**EXERCISE DESCRIPTION**
List all lines of the data that include the string "Reconciliation".

**INPUT**
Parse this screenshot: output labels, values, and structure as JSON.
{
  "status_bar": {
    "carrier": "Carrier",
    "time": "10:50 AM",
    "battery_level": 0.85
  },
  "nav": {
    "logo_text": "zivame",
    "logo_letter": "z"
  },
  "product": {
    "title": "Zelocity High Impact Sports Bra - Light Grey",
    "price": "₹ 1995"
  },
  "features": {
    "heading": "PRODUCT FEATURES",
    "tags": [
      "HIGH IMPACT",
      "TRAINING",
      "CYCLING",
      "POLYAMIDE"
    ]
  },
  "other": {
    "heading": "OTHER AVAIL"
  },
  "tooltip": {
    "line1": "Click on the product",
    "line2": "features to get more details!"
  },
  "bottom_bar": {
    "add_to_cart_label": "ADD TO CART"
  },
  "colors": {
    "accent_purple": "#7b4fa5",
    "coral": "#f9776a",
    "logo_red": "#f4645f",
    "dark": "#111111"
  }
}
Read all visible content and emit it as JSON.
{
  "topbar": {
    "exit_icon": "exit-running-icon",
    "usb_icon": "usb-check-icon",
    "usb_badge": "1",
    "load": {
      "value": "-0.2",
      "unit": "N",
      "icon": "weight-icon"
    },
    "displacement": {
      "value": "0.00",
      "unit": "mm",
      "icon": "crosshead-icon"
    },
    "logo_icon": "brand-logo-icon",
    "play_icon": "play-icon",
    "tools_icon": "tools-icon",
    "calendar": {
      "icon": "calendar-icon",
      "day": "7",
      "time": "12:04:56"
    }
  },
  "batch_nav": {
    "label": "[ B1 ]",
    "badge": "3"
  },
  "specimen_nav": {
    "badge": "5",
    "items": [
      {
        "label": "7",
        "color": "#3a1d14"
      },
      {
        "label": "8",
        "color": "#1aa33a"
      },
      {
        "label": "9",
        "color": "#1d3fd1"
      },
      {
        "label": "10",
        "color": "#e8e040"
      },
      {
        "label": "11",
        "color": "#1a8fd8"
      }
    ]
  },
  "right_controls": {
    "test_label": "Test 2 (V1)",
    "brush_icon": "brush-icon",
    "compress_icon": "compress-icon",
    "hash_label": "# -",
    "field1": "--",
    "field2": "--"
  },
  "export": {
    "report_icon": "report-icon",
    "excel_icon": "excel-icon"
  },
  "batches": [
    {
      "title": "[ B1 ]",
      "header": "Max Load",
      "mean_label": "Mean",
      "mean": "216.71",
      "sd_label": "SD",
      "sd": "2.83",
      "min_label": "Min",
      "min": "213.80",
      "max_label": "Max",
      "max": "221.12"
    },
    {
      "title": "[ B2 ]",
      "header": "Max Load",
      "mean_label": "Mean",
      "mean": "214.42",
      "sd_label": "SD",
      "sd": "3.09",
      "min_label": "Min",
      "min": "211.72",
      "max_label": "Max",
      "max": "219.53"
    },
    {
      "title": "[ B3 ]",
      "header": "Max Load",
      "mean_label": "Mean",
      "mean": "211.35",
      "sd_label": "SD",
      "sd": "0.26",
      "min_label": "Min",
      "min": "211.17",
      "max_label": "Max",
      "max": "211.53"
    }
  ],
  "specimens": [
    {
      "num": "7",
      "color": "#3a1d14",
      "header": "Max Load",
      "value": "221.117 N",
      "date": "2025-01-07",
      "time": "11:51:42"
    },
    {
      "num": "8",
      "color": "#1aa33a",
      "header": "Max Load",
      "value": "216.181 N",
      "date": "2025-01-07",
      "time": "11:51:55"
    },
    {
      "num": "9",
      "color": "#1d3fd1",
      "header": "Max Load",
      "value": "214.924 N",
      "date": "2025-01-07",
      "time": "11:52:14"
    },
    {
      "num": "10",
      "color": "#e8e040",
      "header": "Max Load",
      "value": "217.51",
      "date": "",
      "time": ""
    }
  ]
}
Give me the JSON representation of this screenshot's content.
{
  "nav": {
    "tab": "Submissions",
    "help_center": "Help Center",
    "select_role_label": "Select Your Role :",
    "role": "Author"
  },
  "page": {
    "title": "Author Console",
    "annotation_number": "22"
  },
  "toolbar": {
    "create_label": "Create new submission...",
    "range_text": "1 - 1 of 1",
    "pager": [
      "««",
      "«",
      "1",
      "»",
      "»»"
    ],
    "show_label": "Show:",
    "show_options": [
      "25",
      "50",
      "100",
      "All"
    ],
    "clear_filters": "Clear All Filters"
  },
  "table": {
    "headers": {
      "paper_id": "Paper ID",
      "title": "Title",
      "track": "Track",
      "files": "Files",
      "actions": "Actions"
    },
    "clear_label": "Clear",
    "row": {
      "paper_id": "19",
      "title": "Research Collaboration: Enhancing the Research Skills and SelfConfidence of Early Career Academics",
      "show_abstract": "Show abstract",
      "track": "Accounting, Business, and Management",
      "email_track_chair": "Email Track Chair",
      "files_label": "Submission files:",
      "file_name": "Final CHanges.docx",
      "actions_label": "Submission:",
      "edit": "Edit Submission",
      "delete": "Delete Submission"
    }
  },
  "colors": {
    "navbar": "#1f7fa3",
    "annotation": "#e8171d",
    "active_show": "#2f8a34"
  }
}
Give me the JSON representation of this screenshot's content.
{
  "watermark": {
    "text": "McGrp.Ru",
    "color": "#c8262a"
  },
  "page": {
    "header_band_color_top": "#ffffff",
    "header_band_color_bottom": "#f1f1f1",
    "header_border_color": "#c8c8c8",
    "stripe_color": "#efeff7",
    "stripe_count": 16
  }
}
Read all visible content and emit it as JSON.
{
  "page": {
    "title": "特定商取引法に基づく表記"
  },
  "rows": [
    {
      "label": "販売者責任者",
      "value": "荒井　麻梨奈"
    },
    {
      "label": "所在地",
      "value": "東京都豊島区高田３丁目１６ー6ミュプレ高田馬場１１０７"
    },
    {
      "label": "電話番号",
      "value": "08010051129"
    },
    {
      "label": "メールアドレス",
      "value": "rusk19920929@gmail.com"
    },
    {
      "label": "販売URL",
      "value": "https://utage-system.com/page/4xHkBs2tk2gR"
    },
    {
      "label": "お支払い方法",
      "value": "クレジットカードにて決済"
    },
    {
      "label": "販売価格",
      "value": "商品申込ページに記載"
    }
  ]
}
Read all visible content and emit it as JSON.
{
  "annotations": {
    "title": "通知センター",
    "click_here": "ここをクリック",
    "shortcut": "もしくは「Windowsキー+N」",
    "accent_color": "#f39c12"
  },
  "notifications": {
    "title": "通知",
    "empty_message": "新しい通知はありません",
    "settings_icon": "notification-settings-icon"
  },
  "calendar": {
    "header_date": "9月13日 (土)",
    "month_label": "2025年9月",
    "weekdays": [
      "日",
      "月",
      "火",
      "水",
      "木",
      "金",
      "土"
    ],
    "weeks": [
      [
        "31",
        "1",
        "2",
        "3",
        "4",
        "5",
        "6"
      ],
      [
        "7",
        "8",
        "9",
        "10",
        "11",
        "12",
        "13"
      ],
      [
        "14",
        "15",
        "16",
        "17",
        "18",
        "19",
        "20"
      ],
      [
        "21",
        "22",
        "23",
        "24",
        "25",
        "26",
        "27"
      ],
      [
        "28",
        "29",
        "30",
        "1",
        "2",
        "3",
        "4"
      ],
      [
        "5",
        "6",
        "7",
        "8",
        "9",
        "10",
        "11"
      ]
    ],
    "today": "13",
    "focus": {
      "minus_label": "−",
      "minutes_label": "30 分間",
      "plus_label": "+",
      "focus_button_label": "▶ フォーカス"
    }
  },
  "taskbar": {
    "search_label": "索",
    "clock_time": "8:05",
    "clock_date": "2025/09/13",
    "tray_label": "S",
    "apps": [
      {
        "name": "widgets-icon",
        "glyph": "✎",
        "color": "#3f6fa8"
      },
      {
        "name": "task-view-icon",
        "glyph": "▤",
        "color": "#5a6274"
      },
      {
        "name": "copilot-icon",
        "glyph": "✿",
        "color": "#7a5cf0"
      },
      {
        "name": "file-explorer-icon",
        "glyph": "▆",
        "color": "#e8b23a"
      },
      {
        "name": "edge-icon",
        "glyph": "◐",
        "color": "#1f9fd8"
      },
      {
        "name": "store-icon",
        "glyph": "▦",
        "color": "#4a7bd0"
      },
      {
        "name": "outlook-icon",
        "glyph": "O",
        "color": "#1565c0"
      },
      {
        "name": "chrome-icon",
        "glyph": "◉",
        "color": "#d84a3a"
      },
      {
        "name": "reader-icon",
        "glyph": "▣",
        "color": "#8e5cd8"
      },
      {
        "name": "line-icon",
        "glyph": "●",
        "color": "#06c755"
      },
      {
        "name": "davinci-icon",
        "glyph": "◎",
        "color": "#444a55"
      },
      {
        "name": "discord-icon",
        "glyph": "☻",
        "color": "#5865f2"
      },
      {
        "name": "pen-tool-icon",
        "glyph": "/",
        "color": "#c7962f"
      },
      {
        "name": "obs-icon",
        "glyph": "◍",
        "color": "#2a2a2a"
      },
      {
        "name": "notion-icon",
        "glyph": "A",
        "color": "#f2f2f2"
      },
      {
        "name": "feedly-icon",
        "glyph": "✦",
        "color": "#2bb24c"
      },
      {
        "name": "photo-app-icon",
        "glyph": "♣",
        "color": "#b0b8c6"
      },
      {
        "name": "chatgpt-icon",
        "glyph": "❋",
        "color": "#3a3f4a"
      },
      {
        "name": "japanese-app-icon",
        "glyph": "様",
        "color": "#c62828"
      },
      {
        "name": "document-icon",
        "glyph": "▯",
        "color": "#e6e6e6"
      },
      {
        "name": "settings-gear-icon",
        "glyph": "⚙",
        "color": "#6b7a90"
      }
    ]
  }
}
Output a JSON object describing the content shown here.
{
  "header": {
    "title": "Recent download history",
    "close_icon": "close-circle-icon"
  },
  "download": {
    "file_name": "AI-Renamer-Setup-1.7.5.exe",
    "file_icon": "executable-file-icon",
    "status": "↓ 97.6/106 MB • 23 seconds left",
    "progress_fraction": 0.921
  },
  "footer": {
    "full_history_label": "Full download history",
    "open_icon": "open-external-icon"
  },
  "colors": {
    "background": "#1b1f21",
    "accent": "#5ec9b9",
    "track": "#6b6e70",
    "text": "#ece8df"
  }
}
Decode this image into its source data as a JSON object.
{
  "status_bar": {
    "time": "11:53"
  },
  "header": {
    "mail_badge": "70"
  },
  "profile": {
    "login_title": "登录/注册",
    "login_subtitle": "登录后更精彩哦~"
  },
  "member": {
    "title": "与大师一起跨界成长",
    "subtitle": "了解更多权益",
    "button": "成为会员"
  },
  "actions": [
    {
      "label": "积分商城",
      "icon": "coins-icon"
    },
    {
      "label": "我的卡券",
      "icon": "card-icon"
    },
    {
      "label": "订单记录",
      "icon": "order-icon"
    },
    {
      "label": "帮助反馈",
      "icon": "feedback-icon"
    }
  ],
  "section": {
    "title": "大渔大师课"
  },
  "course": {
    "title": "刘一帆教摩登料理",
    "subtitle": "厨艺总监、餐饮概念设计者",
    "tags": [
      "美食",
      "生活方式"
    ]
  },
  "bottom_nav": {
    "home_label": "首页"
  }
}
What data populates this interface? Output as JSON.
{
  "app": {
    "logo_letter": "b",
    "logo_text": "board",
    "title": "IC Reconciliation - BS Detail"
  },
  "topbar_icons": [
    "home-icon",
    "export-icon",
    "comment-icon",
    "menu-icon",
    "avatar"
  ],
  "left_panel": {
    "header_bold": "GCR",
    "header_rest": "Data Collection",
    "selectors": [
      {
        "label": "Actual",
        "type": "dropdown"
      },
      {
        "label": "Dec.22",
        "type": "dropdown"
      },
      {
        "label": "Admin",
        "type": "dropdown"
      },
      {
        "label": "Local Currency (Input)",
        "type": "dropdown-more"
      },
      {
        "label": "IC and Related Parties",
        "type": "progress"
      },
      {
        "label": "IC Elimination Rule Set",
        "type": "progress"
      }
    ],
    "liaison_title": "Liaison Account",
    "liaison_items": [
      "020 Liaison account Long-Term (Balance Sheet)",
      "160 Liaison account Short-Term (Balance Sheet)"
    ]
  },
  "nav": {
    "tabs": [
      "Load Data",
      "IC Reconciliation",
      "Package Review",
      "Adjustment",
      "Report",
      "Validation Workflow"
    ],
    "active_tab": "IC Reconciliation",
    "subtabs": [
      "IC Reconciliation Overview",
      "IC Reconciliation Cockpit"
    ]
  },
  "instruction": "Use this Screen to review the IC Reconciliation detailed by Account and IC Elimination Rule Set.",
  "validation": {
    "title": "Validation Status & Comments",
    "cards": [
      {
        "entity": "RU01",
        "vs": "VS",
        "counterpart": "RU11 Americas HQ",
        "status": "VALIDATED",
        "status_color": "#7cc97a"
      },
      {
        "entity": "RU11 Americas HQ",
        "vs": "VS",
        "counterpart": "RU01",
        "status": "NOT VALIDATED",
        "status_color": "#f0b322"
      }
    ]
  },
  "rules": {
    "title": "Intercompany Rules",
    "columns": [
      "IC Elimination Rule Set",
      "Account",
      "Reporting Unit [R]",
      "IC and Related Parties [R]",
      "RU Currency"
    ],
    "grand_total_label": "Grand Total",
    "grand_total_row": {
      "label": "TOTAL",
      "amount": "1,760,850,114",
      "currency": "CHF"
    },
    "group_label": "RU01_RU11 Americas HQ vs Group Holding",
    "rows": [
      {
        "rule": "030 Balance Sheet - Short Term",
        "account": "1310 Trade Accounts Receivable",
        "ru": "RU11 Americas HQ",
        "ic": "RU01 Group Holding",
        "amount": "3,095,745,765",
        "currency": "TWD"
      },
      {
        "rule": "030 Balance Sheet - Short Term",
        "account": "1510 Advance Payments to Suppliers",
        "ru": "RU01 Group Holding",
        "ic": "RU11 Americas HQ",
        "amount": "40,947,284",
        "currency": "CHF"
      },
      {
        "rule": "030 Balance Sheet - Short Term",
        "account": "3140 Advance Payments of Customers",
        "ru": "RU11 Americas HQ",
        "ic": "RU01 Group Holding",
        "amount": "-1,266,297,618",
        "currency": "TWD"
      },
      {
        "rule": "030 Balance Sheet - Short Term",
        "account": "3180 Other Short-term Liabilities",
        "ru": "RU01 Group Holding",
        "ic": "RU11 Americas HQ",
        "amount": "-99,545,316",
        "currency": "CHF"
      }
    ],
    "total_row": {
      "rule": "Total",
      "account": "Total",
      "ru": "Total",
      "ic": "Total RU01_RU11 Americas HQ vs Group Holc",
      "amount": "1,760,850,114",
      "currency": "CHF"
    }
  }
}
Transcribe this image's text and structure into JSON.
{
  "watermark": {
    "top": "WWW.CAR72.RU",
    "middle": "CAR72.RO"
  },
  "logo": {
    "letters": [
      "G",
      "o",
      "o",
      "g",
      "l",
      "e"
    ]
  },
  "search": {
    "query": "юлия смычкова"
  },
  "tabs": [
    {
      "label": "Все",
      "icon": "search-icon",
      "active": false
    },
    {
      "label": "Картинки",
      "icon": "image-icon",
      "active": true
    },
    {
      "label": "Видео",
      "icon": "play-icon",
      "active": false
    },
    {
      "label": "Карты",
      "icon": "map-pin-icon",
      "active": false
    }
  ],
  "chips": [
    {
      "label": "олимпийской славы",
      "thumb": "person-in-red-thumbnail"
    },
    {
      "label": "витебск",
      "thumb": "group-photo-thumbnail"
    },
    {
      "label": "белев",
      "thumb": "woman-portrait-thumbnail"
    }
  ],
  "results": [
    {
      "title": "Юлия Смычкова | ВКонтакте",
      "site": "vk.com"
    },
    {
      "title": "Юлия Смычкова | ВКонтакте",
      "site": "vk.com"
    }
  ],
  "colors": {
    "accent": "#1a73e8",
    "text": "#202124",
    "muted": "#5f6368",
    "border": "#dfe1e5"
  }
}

**RESPONSE AREA**
    "title": "IC Reconciliation - BS Detail"
      "IC Reconciliation",
    "active_tab": "IC Reconciliation",
      "IC Reconciliation Overview",
      "IC Reconciliation Cockpit"
  "instruction": "Use this Screen to review the IC Reconciliation detailed by Account and IC Elimination Rule Set.",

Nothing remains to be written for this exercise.